They waited on my words. They were big men, clad in tight black and red uniforms and cling-pants, with black leather trappings and matching holsters that held rayers at their sides. They had expected no opposition, but they were fast getting over their surprise. Narrowed eyes watched my every move, my every expression. Let my guard go down just a little and they would be all over me.
Something nagged at the back of my mind. They were surprised, yes, but it was only the surprise of confrontation, not—not—
What was it that bothered me about them?
I said, “The hell with the credicoins. I want to make a deal. Take me with you and you can have all the money you find here.”
The man who had spoken before relaxed suddenly, grinning. “Fair enough. We can always use a new recruit.”
One of the men behind him laughed harshly. as at a joke. Then it struck me, suddenly, what it was that bothered me so. They did not seem surprised at my clothing! I wore the same slacks and sport shirt I had worn into Shore-dune to get my six-pack. Nobody in the year 121,345 wore clothes like this, yet these black raiders never blinked an eyelid at my antique garments.
They had been expecting to see me!
I drew back a step as realization swept over me. The foremost of the raiders came off his feet at me. My fingers pressed the trigger. A thin red line ran out of the rayer—missing the man who came for me but hitting two of the men behind him. Where the red beam hit, there was nothing. Parts of human beings rained down on the floor.
I was so sickened by the sight that the raider sent me reeling back before I could gather my wits. My back hit the floor and I bounced. The raider was sprawled half on top of me, reaching with both hands for my rayers. I twisted sideways, driving the barrel of the rayer at his face. It slammed home with a dull thud.
The raider went limp, but the other two men were racing toward me. Still on my knees, I dived forward, ramming into their legs a little below their knees. They went down as if poleaxed. I whirled and caught them across their jaws with the metal rayers.
We were a tangle on the floor when I heard more footsteps. I whirled, both weapons up and covering the doorway as a man in a long black robe stepped into the room. His face was hard and white, almost waxen, but his eyes burned red. There was no hair on his skull, so that he seemed almost like a carved stone image. His stare touched the dead men and the three unconscious raiders sprawled behind me.
“You are not Chan Dahl,” he said softly.
“How can you be so sure? The Council technicians couldn’t say as much, even with all their instruments.”
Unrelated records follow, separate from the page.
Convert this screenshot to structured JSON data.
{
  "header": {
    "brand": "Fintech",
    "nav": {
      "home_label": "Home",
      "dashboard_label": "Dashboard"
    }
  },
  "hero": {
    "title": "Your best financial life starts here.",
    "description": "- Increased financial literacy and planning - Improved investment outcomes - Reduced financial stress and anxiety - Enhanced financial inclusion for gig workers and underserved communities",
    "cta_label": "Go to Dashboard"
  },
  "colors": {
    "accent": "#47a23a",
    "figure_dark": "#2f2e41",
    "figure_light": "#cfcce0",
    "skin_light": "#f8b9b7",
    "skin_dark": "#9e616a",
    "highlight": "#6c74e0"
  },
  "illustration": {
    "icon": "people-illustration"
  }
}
“If you were Chan Dahl, the comatibeam would have worked. It is geared to the physical structure of men of this period. But your body is different.”
“And what if I’m not Chan Dahl? What do you intend to do?”
“Take you with me, as I had planned doing if you were Chan Dahl. You’re too dangerous to leave behind…yet you’re too valuable to kill.”
“Why?” I asked bluntly.
The red eyes did not waver. The thin, almost bloodless lips said, “Your brain convolutions are those of Chan Dahl. Your every physical property is that of—the traitor. As such, you may be able to serve me.”
“Suppose I refuse?”
“You cannot refuse.”
The red eyes burned like flames in the waxen skull. Too late, I understood what those eyes were doing to me. My muscles were frozen in my body. I could not stir, even to blink an eye. The rayers in my hands with which I covered the cloaked figure in the doorway were no more than heavy weights that slowly sank downward.
When the rayers pointed at the floor, my fingers opened.
The weapons hit the metal control room floor with sharp clanks. I stood as if paralyzed, staring right into those red hell-flames. They were not eyes, as we know eyes to be. They were…something else. Something inhuman. And they held me in their grip as if they were vises around my body.
Behind me there was sound as one of the raiders pulled himself to his feet. The man in the cloak said no word but the raider came and picked up the rayers, tossing them to one side. His companions stirred, sat up. As they passed in front of me on their way to the door they glared at me, and I saw red welts and blood where I had hit them with the rayer barrels.